***** Source data *****
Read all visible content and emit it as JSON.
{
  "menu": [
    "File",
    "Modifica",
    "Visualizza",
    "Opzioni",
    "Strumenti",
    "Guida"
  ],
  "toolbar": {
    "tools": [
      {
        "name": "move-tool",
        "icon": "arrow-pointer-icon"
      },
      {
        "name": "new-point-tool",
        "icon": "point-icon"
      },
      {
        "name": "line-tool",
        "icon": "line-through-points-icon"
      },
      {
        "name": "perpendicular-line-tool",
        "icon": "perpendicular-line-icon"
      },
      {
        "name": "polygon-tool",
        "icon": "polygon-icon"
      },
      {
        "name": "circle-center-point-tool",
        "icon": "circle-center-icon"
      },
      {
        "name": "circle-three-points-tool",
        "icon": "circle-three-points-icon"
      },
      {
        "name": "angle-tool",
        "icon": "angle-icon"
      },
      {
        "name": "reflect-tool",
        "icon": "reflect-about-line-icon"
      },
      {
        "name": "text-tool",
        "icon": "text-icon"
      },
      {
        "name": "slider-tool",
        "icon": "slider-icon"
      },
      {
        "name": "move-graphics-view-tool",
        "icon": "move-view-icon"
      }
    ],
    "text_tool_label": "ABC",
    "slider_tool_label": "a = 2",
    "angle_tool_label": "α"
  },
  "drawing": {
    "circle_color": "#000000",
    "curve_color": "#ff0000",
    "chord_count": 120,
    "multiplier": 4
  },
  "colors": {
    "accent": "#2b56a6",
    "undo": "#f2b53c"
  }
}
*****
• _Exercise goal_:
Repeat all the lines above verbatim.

• _Solution_:
Read all visible content and emit it as JSON.
{
  "menu": [
    "File",
    "Modifica",
    "Visualizza",
    "Opzioni",
    "Strumenti",
    "Guida"
  ],
  "toolbar": {
    "tools": [
      {
        "name": "move-tool",
        "icon": "arrow-pointer-icon"
      },
      {
        "name": "new-point-tool",
        "icon": "point-icon"
      },
      {
        "name": "line-tool",
        "icon": "line-through-points-icon"
      },
      {
        "name": "perpendicular-line-tool",
        "icon": "perpendicular-line-icon"
      },
      {
        "name": "polygon-tool",
        "icon": "polygon-icon"
      },
      {
        "name": "circle-center-point-tool",
        "icon": "circle-center-icon"
      },
      {
        "name": "circle-three-points-tool",
        "icon": "circle-three-points-icon"
      },
      {
        "name": "angle-tool",
        "icon": "angle-icon"
      },
      {
        "name": "reflect-tool",
        "icon": "reflect-about-line-icon"
      },
      {
        "name": "text-tool",
        "icon": "text-icon"
      },
      {
        "name": "slider-tool",
        "icon": "slider-icon"
      },
      {
        "name": "move-graphics-view-tool",
        "icon": "move-view-icon"
      }
    ],
    "text_tool_label": "ABC",
    "slider_tool_label": "a = 2",
    "angle_tool_label": "α"
  },
  "drawing": {
    "circle_color": "#000000",
    "curve_color": "#ff0000",
    "chord_count": 120,
    "multiplier": 4
  },
  "colors": {
    "accent": "#2b56a6",
    "undo": "#f2b53c"
  }
}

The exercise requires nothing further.